Nutrition & Healthy Diet: “Good Eating Habits” 1951 Coronet Instructional Films
Food & Beverage playlist:
“Drama focusing on gluttony and “hidden hunger,” where well-nourished people eat poorly and malnourish themselves.” Actual point is to eat slowly and chew thoroughly at meals, while avoiding junk food snacks.
Reupload of a previously uploaded film with improved video & sound.
Public domain film from the Library of Congress Prelinger Archives, slightly cropped to remove uneven edges, with the aspect ratio corrected, and one-pass brightness-contrast-color correction & mild video noise reduction applied.
The soundtrack was also processed with volume normalization, noise reduction, clipping reduction, and/or equalization (the resulting sound, though not perfect, is far less noisy than the original).
Junk food is a derisive slang term for food that is of little nutritional value and often high in fat, sugar, salt, and calories. It is widely believed that the term was coined by Michael Jacobson, director of the Center for Science in the Public Interest, in 1972.
Junk foods typically contain high levels of calories from sugar or fat with little protein, vitamins or minerals. Foods commonly considered junk foods include salted snack foods, gum, candy, sweet desserts, fried fast food, and sugary carbonated beverages. Many foods such as hamburgers, pizza, and tacos can be considered either healthy or junk food depending on their ingredients and preparation methods with the more highly processed items usually falling under the junk food category. What is and is not junk food can also depend on the person’s class and social status, with wealthier people tending to have a broader definition while lower-income consumers may see fewer foods as junk food, especially certain ethnic foods.
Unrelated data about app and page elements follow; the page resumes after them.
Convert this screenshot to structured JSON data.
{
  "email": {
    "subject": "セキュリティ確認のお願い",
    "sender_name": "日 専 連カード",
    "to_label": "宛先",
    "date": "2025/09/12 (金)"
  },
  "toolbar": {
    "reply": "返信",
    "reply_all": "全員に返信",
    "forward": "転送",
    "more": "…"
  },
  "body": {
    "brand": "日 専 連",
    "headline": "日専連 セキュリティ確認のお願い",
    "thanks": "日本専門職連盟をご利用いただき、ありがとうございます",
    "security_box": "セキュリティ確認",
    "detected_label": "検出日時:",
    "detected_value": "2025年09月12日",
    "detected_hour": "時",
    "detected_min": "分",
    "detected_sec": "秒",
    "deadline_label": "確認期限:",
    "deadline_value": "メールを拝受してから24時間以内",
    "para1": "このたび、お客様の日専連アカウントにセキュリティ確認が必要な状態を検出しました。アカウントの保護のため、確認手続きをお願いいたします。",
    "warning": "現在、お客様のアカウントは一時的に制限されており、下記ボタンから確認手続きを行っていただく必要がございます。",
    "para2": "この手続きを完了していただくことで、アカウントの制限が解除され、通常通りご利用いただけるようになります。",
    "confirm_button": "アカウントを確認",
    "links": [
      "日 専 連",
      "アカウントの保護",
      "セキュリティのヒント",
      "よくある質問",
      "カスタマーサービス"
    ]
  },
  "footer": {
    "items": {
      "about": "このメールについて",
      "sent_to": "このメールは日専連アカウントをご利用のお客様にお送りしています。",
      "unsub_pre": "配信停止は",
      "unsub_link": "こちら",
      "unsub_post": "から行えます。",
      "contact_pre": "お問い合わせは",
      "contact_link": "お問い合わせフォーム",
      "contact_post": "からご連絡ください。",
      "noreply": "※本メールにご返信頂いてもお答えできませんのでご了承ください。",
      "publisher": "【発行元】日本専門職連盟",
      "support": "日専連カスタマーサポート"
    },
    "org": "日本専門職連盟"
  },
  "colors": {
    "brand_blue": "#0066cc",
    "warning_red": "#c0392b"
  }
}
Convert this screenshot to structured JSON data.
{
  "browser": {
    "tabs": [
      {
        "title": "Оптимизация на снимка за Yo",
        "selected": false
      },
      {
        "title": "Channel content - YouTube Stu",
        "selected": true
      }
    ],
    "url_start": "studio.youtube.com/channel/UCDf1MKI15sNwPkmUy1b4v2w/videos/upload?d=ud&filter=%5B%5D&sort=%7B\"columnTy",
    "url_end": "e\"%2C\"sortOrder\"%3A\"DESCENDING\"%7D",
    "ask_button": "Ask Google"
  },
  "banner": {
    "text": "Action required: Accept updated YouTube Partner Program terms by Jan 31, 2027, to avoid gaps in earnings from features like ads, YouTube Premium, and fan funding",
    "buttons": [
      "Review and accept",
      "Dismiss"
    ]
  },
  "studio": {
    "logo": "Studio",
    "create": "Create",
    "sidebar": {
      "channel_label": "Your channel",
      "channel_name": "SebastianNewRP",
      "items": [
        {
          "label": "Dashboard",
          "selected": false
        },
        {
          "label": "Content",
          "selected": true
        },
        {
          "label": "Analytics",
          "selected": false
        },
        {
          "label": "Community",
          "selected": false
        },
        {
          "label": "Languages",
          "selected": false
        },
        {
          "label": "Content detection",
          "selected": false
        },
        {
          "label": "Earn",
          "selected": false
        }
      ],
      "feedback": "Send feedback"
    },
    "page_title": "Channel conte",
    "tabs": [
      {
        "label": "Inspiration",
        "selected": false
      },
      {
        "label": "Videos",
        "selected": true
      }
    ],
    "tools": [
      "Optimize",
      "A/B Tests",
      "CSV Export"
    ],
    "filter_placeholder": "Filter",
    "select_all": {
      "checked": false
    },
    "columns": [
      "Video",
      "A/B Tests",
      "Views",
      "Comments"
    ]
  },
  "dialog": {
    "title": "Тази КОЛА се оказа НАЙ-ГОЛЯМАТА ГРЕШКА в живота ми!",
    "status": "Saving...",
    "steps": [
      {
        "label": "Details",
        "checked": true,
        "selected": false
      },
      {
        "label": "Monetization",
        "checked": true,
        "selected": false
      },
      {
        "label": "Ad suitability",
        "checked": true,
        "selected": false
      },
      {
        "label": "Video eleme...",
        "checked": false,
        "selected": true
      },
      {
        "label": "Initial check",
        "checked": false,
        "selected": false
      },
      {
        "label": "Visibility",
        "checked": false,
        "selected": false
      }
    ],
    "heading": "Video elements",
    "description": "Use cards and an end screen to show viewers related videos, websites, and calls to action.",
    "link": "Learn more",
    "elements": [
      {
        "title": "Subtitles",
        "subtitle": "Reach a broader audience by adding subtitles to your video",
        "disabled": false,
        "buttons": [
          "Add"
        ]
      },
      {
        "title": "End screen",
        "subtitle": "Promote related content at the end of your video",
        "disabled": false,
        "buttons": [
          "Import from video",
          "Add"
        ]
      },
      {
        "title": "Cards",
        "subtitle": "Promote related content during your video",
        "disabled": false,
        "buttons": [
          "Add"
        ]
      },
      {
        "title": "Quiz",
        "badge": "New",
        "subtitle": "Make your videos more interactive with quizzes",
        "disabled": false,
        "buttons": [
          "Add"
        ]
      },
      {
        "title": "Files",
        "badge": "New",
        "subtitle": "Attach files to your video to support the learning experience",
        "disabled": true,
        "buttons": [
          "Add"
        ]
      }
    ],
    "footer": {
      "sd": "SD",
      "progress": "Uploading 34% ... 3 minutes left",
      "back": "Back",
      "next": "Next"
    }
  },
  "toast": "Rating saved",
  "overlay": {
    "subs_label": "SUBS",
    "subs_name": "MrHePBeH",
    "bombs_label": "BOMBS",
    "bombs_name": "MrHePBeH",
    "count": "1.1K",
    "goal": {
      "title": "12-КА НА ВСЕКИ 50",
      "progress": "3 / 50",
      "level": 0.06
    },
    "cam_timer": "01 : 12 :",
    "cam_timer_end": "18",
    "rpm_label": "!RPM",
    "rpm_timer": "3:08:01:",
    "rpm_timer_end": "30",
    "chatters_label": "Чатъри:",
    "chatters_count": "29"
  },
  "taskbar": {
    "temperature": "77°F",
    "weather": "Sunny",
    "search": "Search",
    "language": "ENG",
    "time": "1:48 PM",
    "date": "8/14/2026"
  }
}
Despite being labeled as “junk” consuming such foods usually does not pose any immediate health concerns and is generally safe when integrated into a well balanced diet…
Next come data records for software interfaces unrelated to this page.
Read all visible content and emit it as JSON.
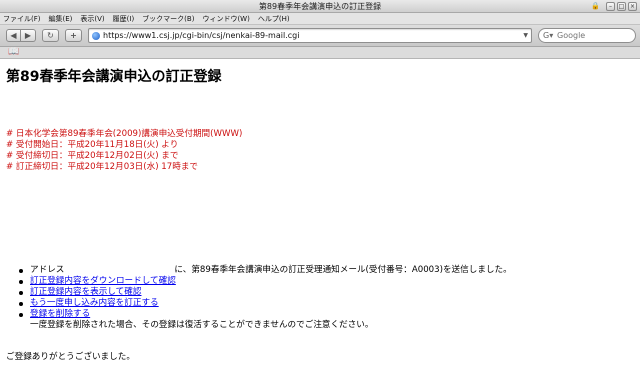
{
  "window": {
    "title": "第89春季年会講演申込の訂正登録"
  },
  "menu": [
    "ファイル(F)",
    "編集(E)",
    "表示(V)",
    "履歴(I)",
    "ブックマーク(B)",
    "ウィンドウ(W)",
    "ヘルプ(H)"
  ],
  "toolbar": {
    "url": "https://www1.csj.jp/cgi-bin/csj/nenkai-89-mail.cgi",
    "search_placeholder": "Google"
  },
  "page": {
    "title": "第89春季年会講演申込の訂正登録",
    "notices": [
      "# 日本化学会第89春季年会(2009)講演申込受付期間(WWW)",
      "# 受付開始日：平成20年11月18日(火) より",
      "# 受付締切日：平成20年12月02日(火) まで",
      "# 訂正締切日：平成20年12月03日(水) 17時まで"
    ],
    "address_label": "アドレス",
    "address_message": "に、第89春季年会講演申込の訂正受理通知メール(受付番号：A0003)を送信しました。",
    "links": [
      "訂正登録内容をダウンロードして確認",
      "訂正登録内容を表示して確認",
      "もう一度申し込み内容を訂正する",
      "登録を削除する"
    ],
    "delete_note": "一度登録を削除された場合、その登録は復活することができませんのでご注意ください。",
    "thanks": "ご登録ありがとうございました。"
  },
  "colors": {
    "notice": "#cc1111",
    "link": "#0000ee"
  }
}
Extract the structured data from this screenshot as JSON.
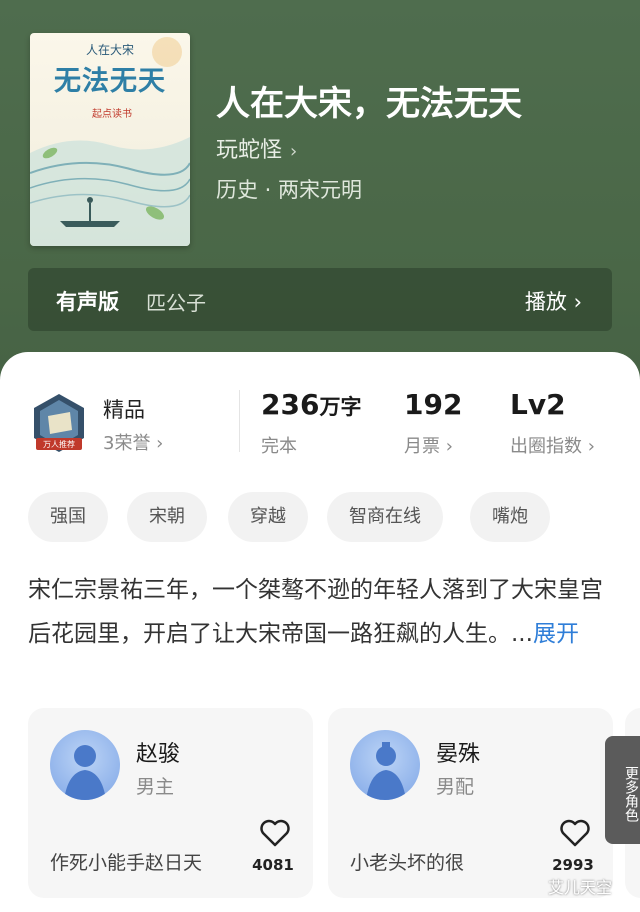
{
  "book": {
    "cover_subtitle": "人在大宋",
    "cover_title": "无法无天",
    "cover_brand": "起点读书",
    "title": "人在大宋，无法无天",
    "author": "玩蛇怪",
    "author_chevron": "›",
    "genre": "历史 · 两宋元明"
  },
  "audio": {
    "label": "有声版",
    "narrator": "匹公子",
    "play_label": "播放 ›"
  },
  "stats": {
    "badge_name": "精品",
    "badge_honor": "3荣誉 ›",
    "badge_ribbon": "万人推荐",
    "words_value": "236",
    "words_unit": "万字",
    "words_label": "完本",
    "monthly_votes": "192",
    "monthly_label": "月票 ›",
    "level": "Lv2",
    "level_label": "出圈指数 ›"
  },
  "tags": [
    "强国",
    "宋朝",
    "穿越",
    "智商在线",
    "嘴炮"
  ],
  "synopsis": {
    "text": "宋仁宗景祐三年，一个桀骜不逊的年轻人落到了大宋皇宫后花园里，开启了让大宋帝国一路狂飙的人生。...",
    "more_label": "展开"
  },
  "characters": [
    {
      "name": "赵骏",
      "role": "男主",
      "desc": "作死小能手赵日天",
      "likes": "4081"
    },
    {
      "name": "晏殊",
      "role": "男配",
      "desc": "小老头坏的很",
      "likes": "2993"
    }
  ],
  "more_roles_label": "更多角色",
  "watermark": "艾儿天空",
  "icons": [
    "chevron-right-icon",
    "heart-icon",
    "honor-badge-icon"
  ]
}
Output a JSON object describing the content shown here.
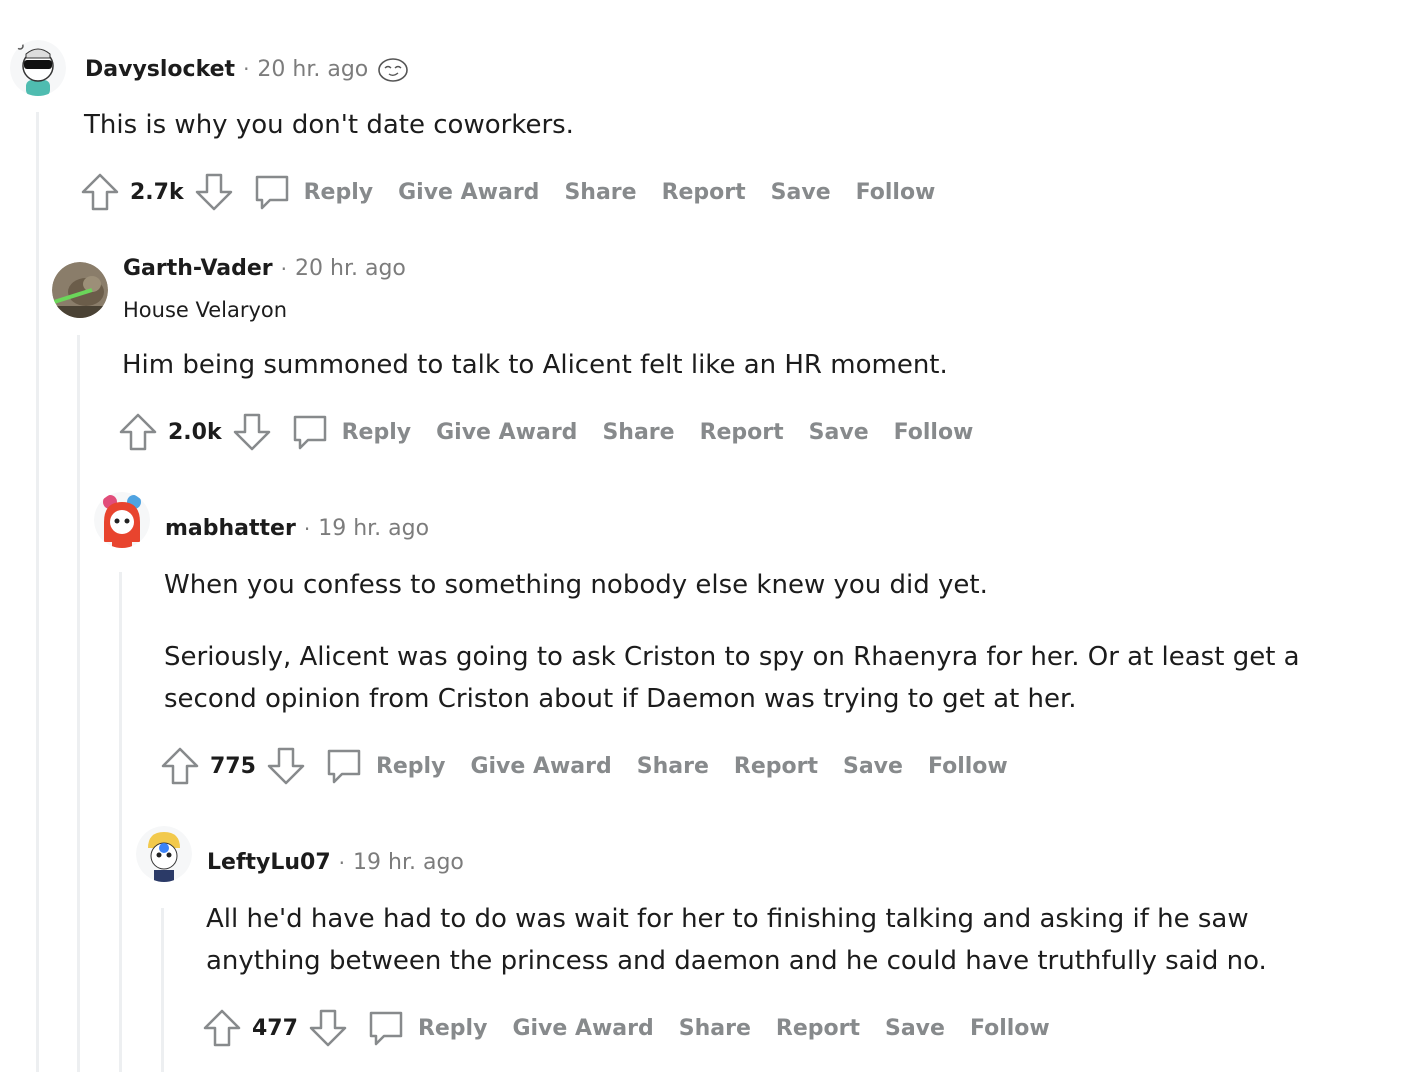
{
  "comments": [
    {
      "author": "Davyslocket",
      "time": "20 hr. ago",
      "flair": "",
      "body": [
        "This is why you don't date coworkers."
      ],
      "score": "2.7k",
      "award_icon": "award-icon"
    },
    {
      "author": "Garth-Vader",
      "time": "20 hr. ago",
      "flair": "House Velaryon",
      "body": [
        "Him being summoned to talk to Alicent felt like an HR moment."
      ],
      "score": "2.0k"
    },
    {
      "author": "mabhatter",
      "time": "19 hr. ago",
      "flair": "",
      "body": [
        "When you confess to something nobody else knew you did yet.",
        "Seriously, Alicent was going to ask Criston to spy on Rhaenyra for her. Or at least get a second opinion from Criston about if Daemon was trying to get at her."
      ],
      "score": "775"
    },
    {
      "author": "LeftyLu07",
      "time": "19 hr. ago",
      "flair": "",
      "body": [
        "All he'd have had to do was wait for her to finishing talking and asking if he saw anything between the princess and daemon and he could have truthfully said no."
      ],
      "score": "477"
    }
  ],
  "actions": {
    "separator": "·",
    "reply": "Reply",
    "give_award": "Give Award",
    "share": "Share",
    "report": "Report",
    "save": "Save",
    "follow": "Follow"
  },
  "colors": {
    "text": "#1c1c1c",
    "meta": "#7c7c7c",
    "action": "#878a8c",
    "thread_line": "#edeff1"
  }
}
A study by Paul Johnson and Paul Kenny at the Scripps Research Institute in 2008 suggested that junk food consumption alters brain activity in a manner similar to addictive drugs like cocaine or heroin. After many weeks with unlimited access to junk food, the pleasure centers of rat brains became desensitized, requiring more food for pleasure. After the junk food was taken away and replaced with a healthy diet, the rats starved for two weeks instead of eating nutritious fare. A 2007 British Journal of Nutrition study found that female rats who eat junk food during pregnancy increased the likelihood of unhealthy eating habits in their offspring.
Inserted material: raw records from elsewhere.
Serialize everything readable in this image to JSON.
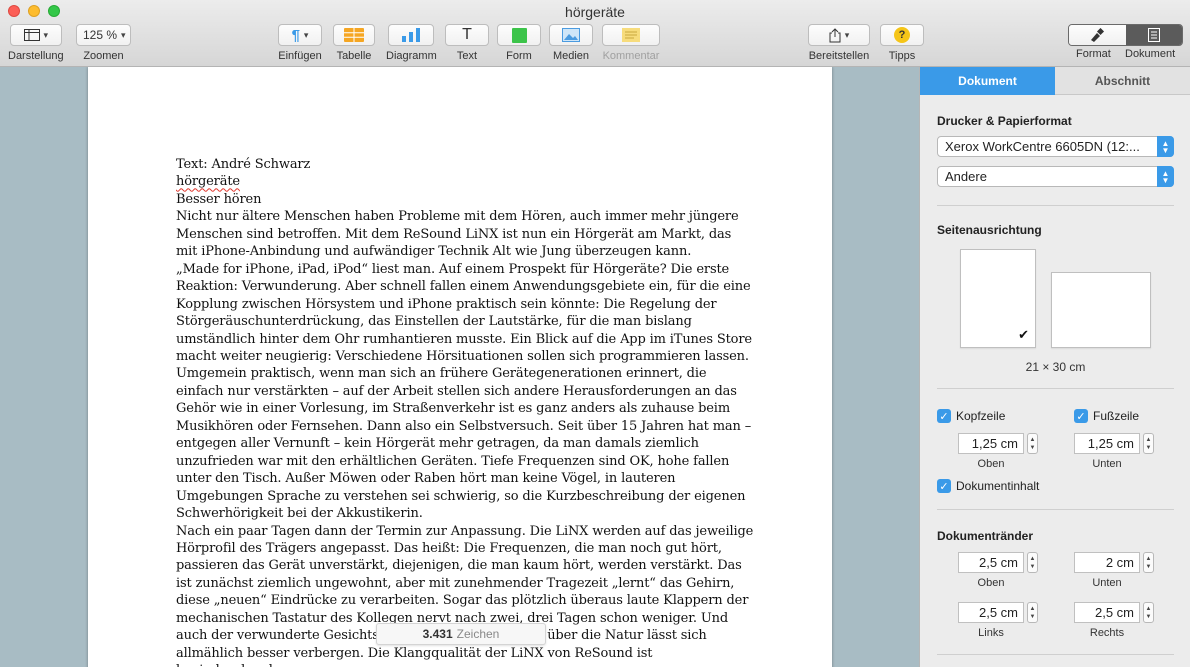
{
  "window": {
    "title": "hörgeräte"
  },
  "toolbar": {
    "view_label": "Darstellung",
    "zoom_value": "125 %",
    "zoom_label": "Zoomen",
    "insert_label": "Einfügen",
    "table_label": "Tabelle",
    "chart_label": "Diagramm",
    "text_label": "Text",
    "text_glyph": "T",
    "shape_label": "Form",
    "media_label": "Medien",
    "comment_label": "Kommentar",
    "share_label": "Bereitstellen",
    "tips_label": "Tipps",
    "tips_glyph": "?",
    "format_label": "Format",
    "document_label": "Dokument"
  },
  "document": {
    "paragraphs": [
      "Text: André Schwarz",
      "hörgeräte",
      "Besser hören",
      "Nicht nur ältere Menschen haben Probleme mit dem Hören, auch immer mehr jüngere Menschen sind betroffen. Mit dem ReSound LiNX ist nun ein Hörgerät am Markt, das mit iPhone-Anbindung und aufwändiger Technik Alt wie Jung überzeugen kann.",
      "„Made for iPhone, iPad, iPod“ liest man. Auf einem Prospekt für Hörgeräte? Die erste Reaktion: Verwunderung. Aber schnell fallen einem Anwendungsgebiete ein, für die eine Kopplung zwischen Hörsystem und iPhone praktisch sein könnte: Die Regelung der Störgeräuschunterdrückung, das Einstellen der Lautstärke, für die man bislang umständlich hinter dem Ohr rumhantieren musste. Ein Blick auf die App im iTunes Store macht weiter neugierig: Verschiedene Hörsituationen sollen sich programmieren lassen. Umgemein praktisch, wenn man sich an frühere Gerätegenerationen erinnert, die einfach nur verstärkten – auf der Arbeit stellen sich andere Herausforderungen an das Gehör wie in einer Vorlesung, im Straßenverkehr ist es ganz anders als zuhause beim Musikhören oder Fernsehen. Dann also ein Selbstversuch. Seit über 15 Jahren hat man – entgegen aller Vernunft – kein Hörgerät mehr getragen, da man damals ziemlich unzufrieden war mit den erhältlichen Geräten. Tiefe Frequenzen sind OK, hohe fallen unter den Tisch. Außer Möwen oder Raben hört man keine Vögel, in lauteren Umgebungen Sprache zu verstehen sei schwierig, so die Kurzbeschreibung der eigenen Schwerhörigkeit bei der Akkustikerin.",
      "Nach ein paar Tagen dann der Termin zur Anpassung. Die LiNX werden auf das jeweilige Hörprofil des Trägers angepasst. Das heißt: Die Frequenzen, die man noch gut hört, passieren das Gerät unverstärkt, diejenigen, die man kaum hört, werden verstärkt. Das ist zunächst ziemlich ungewohnt, aber mit zunehmender Tragezeit „lernt“ das Gehirn, diese „neuen“ Eindrücke zu verarbeiten. Sogar das plötzlich überaus laute Klappern der mechanischen Tastatur des Kollegen nervt nach zwei, drei Tagen schon weniger. Und auch der verwunderte Gesichtsausdruck, wenn man sich über die Natur lässt sich allmählich besser verbergen. Die Klangqualität der LiNX von ReSound ist beeindruckend,"
    ],
    "char_count": "3.431",
    "char_label": "Zeichen"
  },
  "inspector": {
    "tab_document": "Dokument",
    "tab_section": "Abschnitt",
    "printer_title": "Drucker & Papierformat",
    "printer_value": "Xerox WorkCentre 6605DN (12:...",
    "paper_value": "Andere",
    "orientation_title": "Seitenausrichtung",
    "paper_size": "21 × 30 cm",
    "header_label": "Kopfzeile",
    "footer_label": "Fußzeile",
    "header_value": "1,25 cm",
    "header_caption": "Oben",
    "footer_value": "1,25 cm",
    "footer_caption": "Unten",
    "body_label": "Dokumentinhalt",
    "margins_title": "Dokumentränder",
    "margin_top": "2,5 cm",
    "margin_top_caption": "Oben",
    "margin_bottom": "2 cm",
    "margin_bottom_caption": "Unten",
    "margin_left": "2,5 cm",
    "margin_left_caption": "Links",
    "margin_right": "2,5 cm",
    "margin_right_caption": "Rechts"
  },
  "colors": {
    "accent": "#3a9ae8",
    "spell_underline": "#e0352b"
  }
}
A report published in the Journal of the Federation of American Societies for Experimental Biology suggests that babies of mothers with a high-sugar and high-fat diet while pregnant are more prone to junk food themselves. The study was conducted on rats and suggests that pups “whose mothers eat excessive amounts of high-fat, high-sugar junk foods when pregnant or breastfeeding are likely to have a greater preference for these foods later in life.”
In an attempt to reduce saturated fat consumption, from December 2011 — November 2012 Denmark had introduced the first fat-food tax in the world by imposing a surcharge on all foods (including natural ingredients) that contain more than 2.3 percent saturated fat. Hungary has also imposed a tax on packaged foods that contain unhealthy concentrations, such as beverages containing more than 20 mg of caffeine per 100 ml…